Task statement: The response must be made up of the lines in the entries below that contain "PAID".

─── Data to use ───

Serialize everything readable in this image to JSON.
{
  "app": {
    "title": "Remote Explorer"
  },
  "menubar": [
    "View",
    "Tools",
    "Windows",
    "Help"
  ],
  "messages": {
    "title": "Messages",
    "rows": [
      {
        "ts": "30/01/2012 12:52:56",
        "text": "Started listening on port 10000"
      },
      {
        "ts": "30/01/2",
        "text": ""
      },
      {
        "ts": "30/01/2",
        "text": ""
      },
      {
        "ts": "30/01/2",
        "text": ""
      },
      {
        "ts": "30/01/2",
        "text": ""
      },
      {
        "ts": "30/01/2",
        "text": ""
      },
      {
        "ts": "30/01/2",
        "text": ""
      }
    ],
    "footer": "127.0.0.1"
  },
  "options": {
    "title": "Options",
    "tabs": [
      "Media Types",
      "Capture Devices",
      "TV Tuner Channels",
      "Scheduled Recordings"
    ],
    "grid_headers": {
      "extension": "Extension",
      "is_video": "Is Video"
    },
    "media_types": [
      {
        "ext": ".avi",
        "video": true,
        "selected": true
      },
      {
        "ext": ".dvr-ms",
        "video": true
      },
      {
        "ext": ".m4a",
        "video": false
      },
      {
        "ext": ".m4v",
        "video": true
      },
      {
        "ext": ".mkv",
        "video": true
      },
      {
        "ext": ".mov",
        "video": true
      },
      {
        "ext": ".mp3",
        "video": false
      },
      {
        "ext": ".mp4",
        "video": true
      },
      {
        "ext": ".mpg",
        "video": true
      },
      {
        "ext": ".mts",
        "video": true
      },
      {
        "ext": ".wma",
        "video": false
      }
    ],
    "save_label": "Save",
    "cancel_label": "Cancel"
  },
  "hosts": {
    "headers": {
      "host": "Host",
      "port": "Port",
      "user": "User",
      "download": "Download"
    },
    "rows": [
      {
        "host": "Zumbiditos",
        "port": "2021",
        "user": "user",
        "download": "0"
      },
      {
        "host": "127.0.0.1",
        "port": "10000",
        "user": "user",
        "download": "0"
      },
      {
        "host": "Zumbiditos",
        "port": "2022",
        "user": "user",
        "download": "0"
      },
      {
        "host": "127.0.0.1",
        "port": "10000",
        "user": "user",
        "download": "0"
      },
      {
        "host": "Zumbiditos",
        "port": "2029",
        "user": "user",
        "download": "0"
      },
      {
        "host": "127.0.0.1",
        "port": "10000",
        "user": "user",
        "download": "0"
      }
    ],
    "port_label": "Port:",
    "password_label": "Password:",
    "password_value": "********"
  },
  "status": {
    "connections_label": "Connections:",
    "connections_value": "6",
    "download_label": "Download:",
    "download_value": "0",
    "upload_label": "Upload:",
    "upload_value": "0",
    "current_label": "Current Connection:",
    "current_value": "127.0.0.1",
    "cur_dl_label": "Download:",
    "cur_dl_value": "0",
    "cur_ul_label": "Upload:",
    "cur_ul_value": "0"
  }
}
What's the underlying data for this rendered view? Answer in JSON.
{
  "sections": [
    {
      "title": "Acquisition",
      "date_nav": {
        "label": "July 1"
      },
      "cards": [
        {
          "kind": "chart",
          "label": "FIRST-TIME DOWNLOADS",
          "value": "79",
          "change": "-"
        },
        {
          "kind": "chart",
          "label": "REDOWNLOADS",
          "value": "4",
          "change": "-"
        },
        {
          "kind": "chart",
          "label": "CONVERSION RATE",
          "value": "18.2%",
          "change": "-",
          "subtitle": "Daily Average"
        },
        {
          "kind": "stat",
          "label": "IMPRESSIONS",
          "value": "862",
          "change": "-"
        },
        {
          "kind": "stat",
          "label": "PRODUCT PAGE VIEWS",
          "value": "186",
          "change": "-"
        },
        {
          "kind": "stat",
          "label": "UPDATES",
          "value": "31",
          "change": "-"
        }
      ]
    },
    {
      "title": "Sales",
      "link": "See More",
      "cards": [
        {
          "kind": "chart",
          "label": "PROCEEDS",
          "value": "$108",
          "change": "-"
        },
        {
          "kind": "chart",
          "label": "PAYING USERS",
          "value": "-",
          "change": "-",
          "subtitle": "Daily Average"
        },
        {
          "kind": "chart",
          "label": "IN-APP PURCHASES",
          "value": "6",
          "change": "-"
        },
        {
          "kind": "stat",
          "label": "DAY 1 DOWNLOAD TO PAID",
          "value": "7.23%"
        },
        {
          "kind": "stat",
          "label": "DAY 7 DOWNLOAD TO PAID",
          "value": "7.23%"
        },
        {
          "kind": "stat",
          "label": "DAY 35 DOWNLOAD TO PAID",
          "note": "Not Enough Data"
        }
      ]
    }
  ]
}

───

Expected answer:
          "label": "DAY 1 DOWNLOAD TO PAID",
          "label": "DAY 7 DOWNLOAD TO PAID",
          "label": "DAY 35 DOWNLOAD TO PAID",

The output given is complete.